Todayâ€™s author is Charley Kyd, an Excel MVP, who has worked with spreadsheets in business since 1979, and has written books on spreadsheet use for McGraw-Hill and Microsoft Press. In 1990, he also created the first-ever Excel dashboard. You can find more useful tips and posts from Charley and other Excel MVPs at his website, ExcelUser.com

Subtotals can reveal very useful management information.

For example, managers might be interested to learn that sales increased by 10% last month. But they would be fascinated to learn that Pat Smith’s sales of Widgets in the Northwest region doubled last month, while the sales of all other people fell sharply.

Array formulas provide a way by which Excel users can discover such useful information.

### Introducing the Data

To explain the power of array formulas I’ll use this database. It shows sales by Seller, Product, Region, and Customer, with Quantity and Total Sales, in dollars.

I named each column of data with the label shown in row 1. To do so, I selected the range A1:F15; chose Insert, Name, Create; chose Top Row; and then chose OK.

By assigning names in this way we anchor the names in the gray border rows, rows 2 and 15. By doing so, we can add new data to this table between the gray rows and be confident that the names will expand as needed.

### Introducing Array Formulas, Example 1

Let’s begin our examination of this data by summarizing the sales for Jill and Joe. Cells J3 and J4 perform this summary by using array formulas.

Here’s the formula for the cell shown:

J3: {=SUM(IF(Seller=$I3,Total,0))}

Notice the braces that surround this formula.
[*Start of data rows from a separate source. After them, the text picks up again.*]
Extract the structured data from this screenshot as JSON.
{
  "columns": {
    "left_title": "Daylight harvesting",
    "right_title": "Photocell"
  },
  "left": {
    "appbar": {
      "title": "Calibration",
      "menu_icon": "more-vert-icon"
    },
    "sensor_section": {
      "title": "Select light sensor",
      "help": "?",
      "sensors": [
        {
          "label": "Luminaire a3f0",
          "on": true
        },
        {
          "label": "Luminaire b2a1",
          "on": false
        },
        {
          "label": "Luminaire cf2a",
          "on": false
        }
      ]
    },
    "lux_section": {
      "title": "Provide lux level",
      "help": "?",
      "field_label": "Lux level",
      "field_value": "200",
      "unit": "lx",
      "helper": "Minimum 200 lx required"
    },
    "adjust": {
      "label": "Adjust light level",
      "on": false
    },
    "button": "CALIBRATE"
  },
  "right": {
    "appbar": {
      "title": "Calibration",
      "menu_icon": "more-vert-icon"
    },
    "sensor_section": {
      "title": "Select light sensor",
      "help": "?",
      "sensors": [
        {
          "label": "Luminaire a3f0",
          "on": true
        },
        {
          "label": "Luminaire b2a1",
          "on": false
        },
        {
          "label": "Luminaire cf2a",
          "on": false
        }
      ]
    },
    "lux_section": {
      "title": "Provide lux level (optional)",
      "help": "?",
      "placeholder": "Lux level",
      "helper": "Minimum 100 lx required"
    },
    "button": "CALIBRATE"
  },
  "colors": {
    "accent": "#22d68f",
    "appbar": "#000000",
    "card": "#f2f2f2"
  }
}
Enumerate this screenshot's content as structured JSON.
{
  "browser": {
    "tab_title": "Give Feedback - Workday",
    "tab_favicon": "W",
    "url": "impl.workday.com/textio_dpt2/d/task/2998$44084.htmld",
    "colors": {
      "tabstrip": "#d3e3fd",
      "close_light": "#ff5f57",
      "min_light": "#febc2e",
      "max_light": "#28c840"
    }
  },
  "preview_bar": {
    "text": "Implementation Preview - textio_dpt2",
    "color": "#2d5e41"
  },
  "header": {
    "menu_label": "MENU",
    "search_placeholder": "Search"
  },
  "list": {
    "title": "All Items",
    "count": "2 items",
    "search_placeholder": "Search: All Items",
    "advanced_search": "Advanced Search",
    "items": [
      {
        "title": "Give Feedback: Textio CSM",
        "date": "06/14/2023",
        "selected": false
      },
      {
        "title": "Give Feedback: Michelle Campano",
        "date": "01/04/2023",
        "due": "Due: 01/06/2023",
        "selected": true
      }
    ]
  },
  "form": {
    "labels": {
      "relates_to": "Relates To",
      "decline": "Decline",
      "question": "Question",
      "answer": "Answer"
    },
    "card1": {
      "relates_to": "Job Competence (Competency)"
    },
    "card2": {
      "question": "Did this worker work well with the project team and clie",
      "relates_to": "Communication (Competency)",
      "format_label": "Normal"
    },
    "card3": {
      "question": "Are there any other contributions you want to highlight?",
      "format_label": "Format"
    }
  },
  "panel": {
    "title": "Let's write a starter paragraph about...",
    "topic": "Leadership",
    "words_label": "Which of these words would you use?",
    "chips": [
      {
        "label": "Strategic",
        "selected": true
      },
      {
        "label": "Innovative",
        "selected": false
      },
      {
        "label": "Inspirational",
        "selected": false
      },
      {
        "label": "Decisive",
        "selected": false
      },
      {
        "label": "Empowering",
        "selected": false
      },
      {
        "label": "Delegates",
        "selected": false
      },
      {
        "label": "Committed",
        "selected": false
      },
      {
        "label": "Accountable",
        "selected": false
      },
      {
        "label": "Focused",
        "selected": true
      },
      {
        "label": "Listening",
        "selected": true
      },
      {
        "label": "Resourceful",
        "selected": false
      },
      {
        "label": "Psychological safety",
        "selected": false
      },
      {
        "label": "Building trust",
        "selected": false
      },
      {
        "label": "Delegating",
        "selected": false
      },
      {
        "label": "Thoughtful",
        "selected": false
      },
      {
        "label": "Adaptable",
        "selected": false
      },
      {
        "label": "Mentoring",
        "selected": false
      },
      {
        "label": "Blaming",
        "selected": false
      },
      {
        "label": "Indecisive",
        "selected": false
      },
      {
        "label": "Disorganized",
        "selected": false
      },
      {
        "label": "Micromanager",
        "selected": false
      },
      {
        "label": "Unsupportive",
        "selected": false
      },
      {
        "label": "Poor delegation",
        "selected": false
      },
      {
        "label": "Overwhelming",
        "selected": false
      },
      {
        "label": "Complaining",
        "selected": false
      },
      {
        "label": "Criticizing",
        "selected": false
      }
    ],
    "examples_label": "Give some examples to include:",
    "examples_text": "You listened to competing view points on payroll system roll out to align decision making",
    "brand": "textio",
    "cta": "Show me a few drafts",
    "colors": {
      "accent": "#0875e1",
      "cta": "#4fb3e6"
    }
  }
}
You do NOT enter those characters when you key in the formula. Instead, you type the formula shown within the braces. But when you’re done typing you don’t press Enter. Instead, you hold down the Ctrl and Shift keys, then press Enter. After you do so, Excel displays the formula in the formula bar with the braces, as shown above.

Here’s the key to understanding how array formulas work: Each array formula creates temporary arrays in memory, and then the outside function returns the results from that array.

To illustrate, the “Seller=$I3″ part of the formula creates a temporary array like this: {FALSE;TRUE;FALSE;FALSE;FALSE;TRUE;FALSE;TRUE; FALSE;TRUE;FALSE;TRUE;FALSE;FALSE} Here, the second element in the array is TRUE. That is, the second cell of the Seller range, cell A3 contains the text “Joe”.

The formula says that wherever TRUE appears, return the corresponding value from the Total column. Therefore, the statement

“IF(Seller=$I3,Total,0)” returns the temporary array: {0;12600;0;0;0; 5060;0;1980;0;1540;0;4500;0;0}

Finally, the SUM function returns the sum of this temporary array: 25,680.

The second formula is similar:

J3: {=SUM(IF(Seller=$I4,Total,0))}

You can copy this formula from cell I3, or enter it for the practice. Again, if you enter it, do NOT manually enter the braces. Instead, when you enter the formula using Ctrl-Shift Enter, the braces will appear automatically.